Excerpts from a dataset
★ ★ ★ ★ ★

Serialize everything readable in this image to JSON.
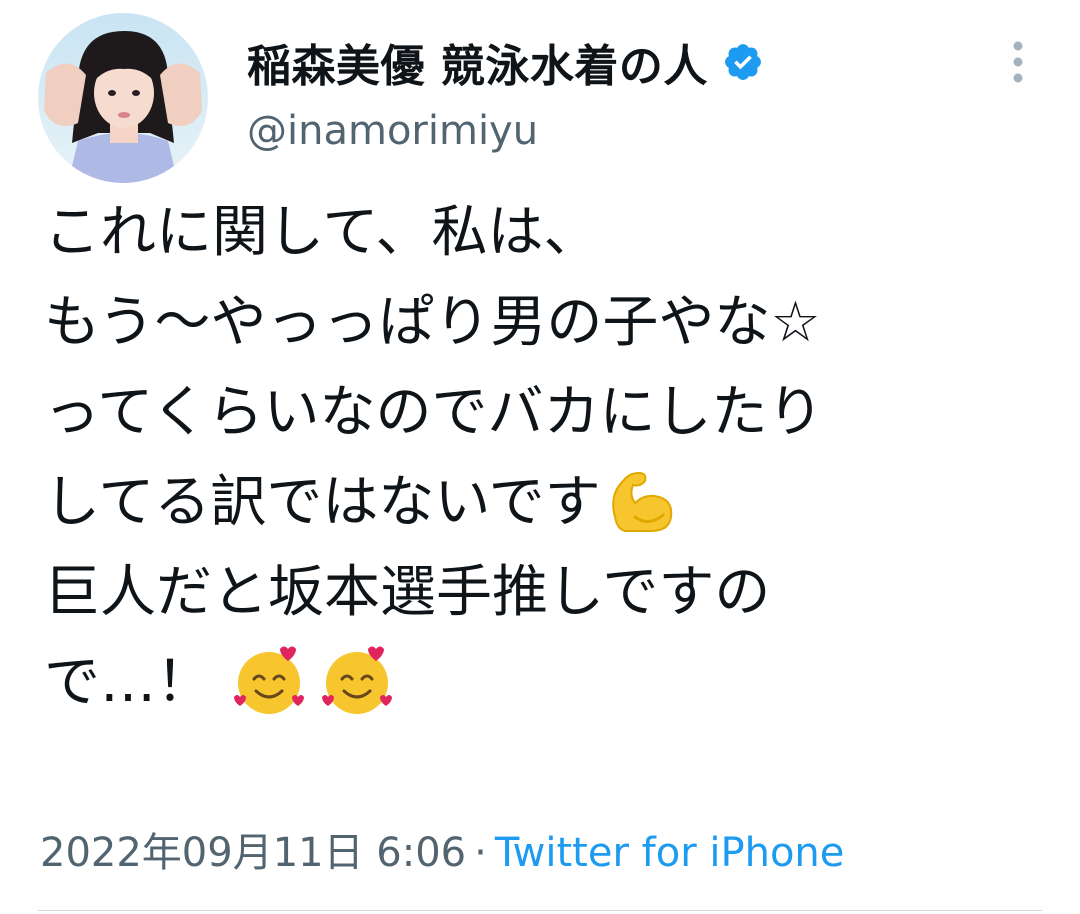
{
  "author": {
    "display_name": "稲森美優 競泳水着の人",
    "handle": "@inamorimiyu",
    "verified_icon": "verified-badge-icon",
    "avatar": "user-avatar-photo"
  },
  "tweet": {
    "lines": [
      "これに関して、私は、",
      "もう〜やっっぱり男の子やな☆",
      "ってくらいなのでバカにしたり",
      "してる訳ではないです",
      "巨人だと坂本選手推しですの",
      "で…！"
    ],
    "emojis": {
      "line4": "flexed-biceps-emoji",
      "line6": [
        "smiling-face-with-hearts-emoji",
        "smiling-face-with-hearts-emoji"
      ]
    }
  },
  "meta": {
    "timestamp": "2022年09月11日 6:06",
    "separator": "·",
    "source": "Twitter for iPhone"
  },
  "colors": {
    "text": "#0f1419",
    "secondary": "#536471",
    "accent": "#1d9bf0"
  }
}
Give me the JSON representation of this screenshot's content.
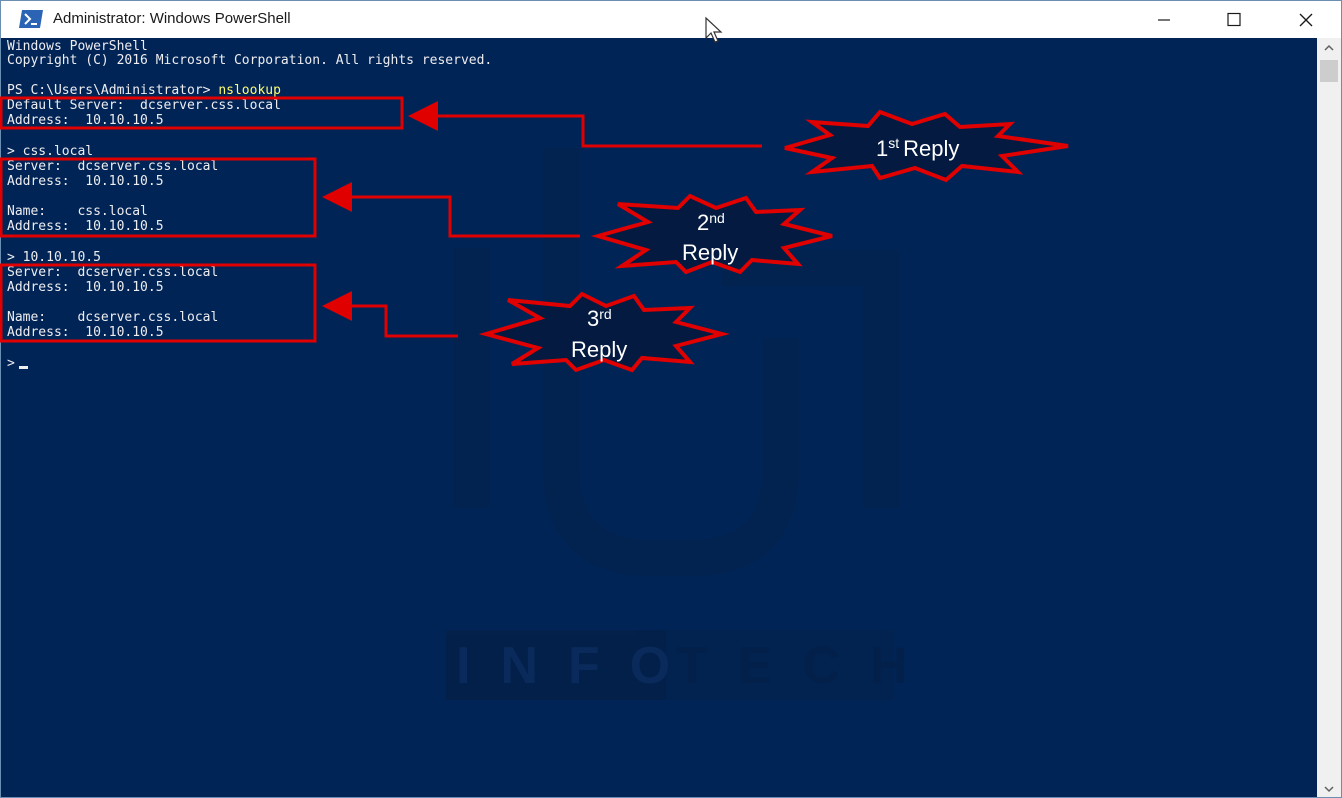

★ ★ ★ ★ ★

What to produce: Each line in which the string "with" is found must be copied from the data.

Task solution:
        "smiling-face-with-hearts-emoji",
        "smiling-face-with-hearts-emoji"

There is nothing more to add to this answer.